Plaintiff returned to Dr. Francis on September 15, 2005 and reported that she stopped taking her medication because she thought she was pregnant (AR 238). She noted, however, that the Depakote had helped her "significantly" in that she was less "snappy," her mood was stable and she denied any suicidal thoughts (AR 238). Dr. Francis reported that Plaintiff was pleasant, cooperative, well-mannered and made good eye contact (AR 238). Her speech was clear and precise, and her thoughts were organized and goal directed (AR 238). Dr. Francis observed that she was casually dressed and fairly well groomed (AR 238). Plaintiff denied any suicidal thoughts, and requested a prescription for Depakote to be filled only if she was not pregnant (AR 238). Dr. Francis diagnosed her with bipolar disorder and PTSD, prolonged (AR 238). He assigned her a GAF score of 55-60, and directed her not to take any medications until her pregnancy status was verified (AR 238).
On October 3, 2007, Julie Uran, Ph.D., performed a clinical psychological disability evaluation of Plaintiff (AR 239-244). Plaintiff stated that she had been married for six years and had two sons, ages three and four (AR 239). Plaintiff reported that she had a daughter that died in 2006 after living for four hours following her birth (AR 239). Plaintiff stated that she was last employed in 2002, and would likely have difficulty sustaining employment due to problems with bending, as well as uncontrolled blood pressure and associated dizziness (AR 239). She claimed she suffered from headaches several times per week (AR 239).

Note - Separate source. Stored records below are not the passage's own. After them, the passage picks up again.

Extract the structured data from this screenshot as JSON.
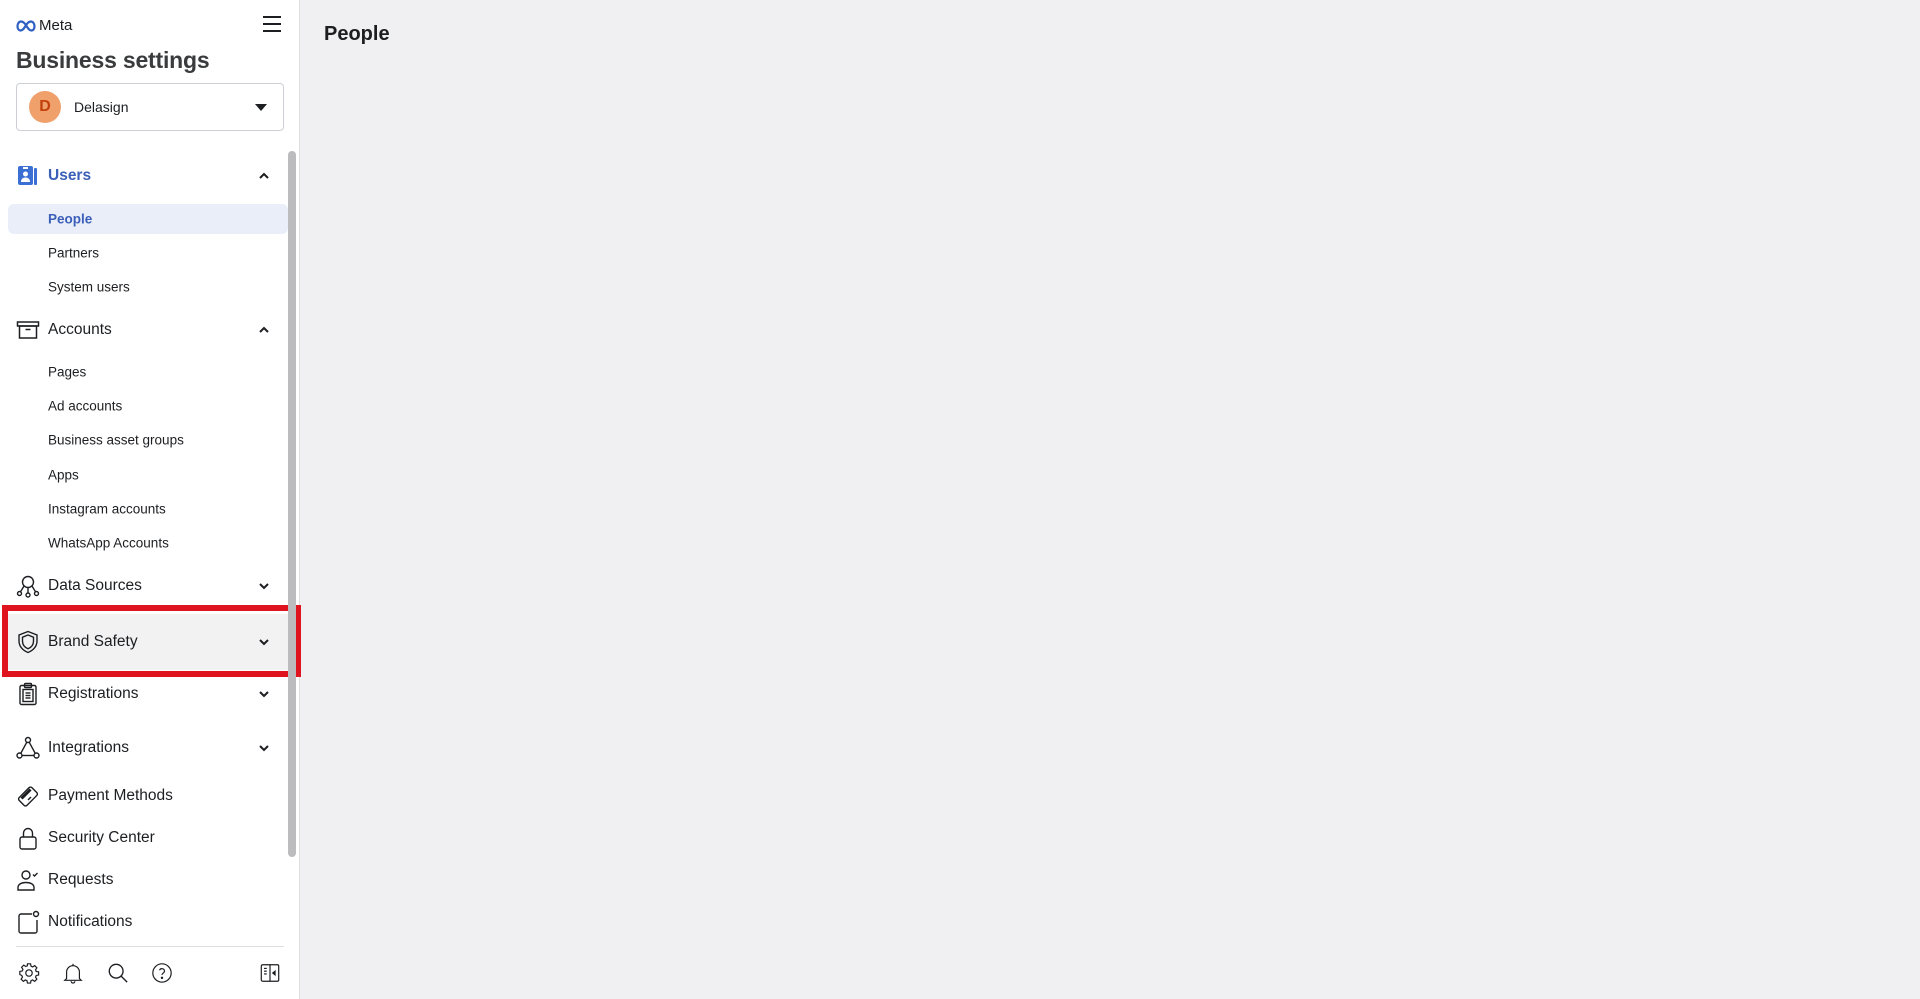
{
  "brand": {
    "logo_text": "Meta"
  },
  "sidebar": {
    "title": "Business settings",
    "account": {
      "initial": "D",
      "name": "Delasign",
      "avatar_color": "#f0a06a"
    },
    "sections": [
      {
        "label": "Users",
        "icon": "users-badge-icon",
        "expanded": true,
        "active": true,
        "items": [
          {
            "label": "People",
            "selected": true
          },
          {
            "label": "Partners"
          },
          {
            "label": "System users"
          }
        ]
      },
      {
        "label": "Accounts",
        "icon": "archive-box-icon",
        "expanded": true,
        "items": [
          {
            "label": "Pages"
          },
          {
            "label": "Ad accounts"
          },
          {
            "label": "Business asset groups"
          },
          {
            "label": "Apps"
          },
          {
            "label": "Instagram accounts"
          },
          {
            "label": "WhatsApp Accounts"
          }
        ]
      },
      {
        "label": "Data Sources",
        "icon": "data-sources-icon",
        "expanded": false
      },
      {
        "label": "Brand Safety",
        "icon": "shield-icon",
        "expanded": false,
        "highlighted": true
      },
      {
        "label": "Registrations",
        "icon": "clipboard-icon",
        "expanded": false
      },
      {
        "label": "Integrations",
        "icon": "integrations-icon",
        "expanded": false
      },
      {
        "label": "Payment Methods",
        "icon": "credit-card-icon"
      },
      {
        "label": "Security Center",
        "icon": "lock-icon"
      },
      {
        "label": "Requests",
        "icon": "person-check-icon"
      },
      {
        "label": "Notifications",
        "icon": "notification-icon"
      }
    ],
    "bottom_icons": [
      "settings-gear-icon",
      "bell-icon",
      "search-icon",
      "help-icon",
      "collapse-panel-icon"
    ]
  },
  "main": {
    "title": "People"
  },
  "colors": {
    "accent": "#3b5fb8",
    "selected_bg": "#e9eef9",
    "highlight": "#e0141e",
    "page_bg": "#f0eff1"
  }
}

Plaintiff stated that her depressive episodes occurred more frequently, and included overwhelming feelings of sadness, loss of interest in all activities, significant eating and sleeping disturbances, and agitation (AR 240). She claimed she could not sleep for more than one and one half hours per night (AR 240). Plaintiff reported fatigue, feelings of worthlessness or inappropriate guilt and impaired concentration (AR 240). She claimed she sometimes experienced suicidal thoughts, and had made three prior attempts, with the most recent attempt occurring in 1999 (AR 240). She stated that she had received mental health counseling and medications in the past, and although she was currently prescribed Zoloft and Cymbalta by her primary care physician, she did not take these medications (AR 240).
On mental status examination, Dr. Uran reported that Plaintiff was fully alert and oriented, and no abnormal body movement was observed (AR 241). Plaintiff was cooperative, her speech was coherent and spontaneous, her mood and affect were situationally appropriate, her thought processes were normal, and there was no evidence of perceptual disturbance (AR 241). Dr. Uran noted that there was evidence of excessive rumination regarding her daughter‟s death, and that the Plaintiff appeared guarded or suspicious of others (AR 241). She further concluded that the Plaintiff‟s memory was intact and her social judgment was appropriate for her age, mental abilities and experiences (AR 242). Dr. Uran found Plaintiff was of average intelligence (AR 241). Plaintiff evidenced difficulties with impulse control as marked by displays of anger, and her capacity to gain insight was limited (AR 242). Dr. Uran reported that Plaintiff was motivated and interested in mental health treatment (AR 242). She diagnosed Plaintiff with major depression, recurrent, PTSD; primary insomnia; anxiety ...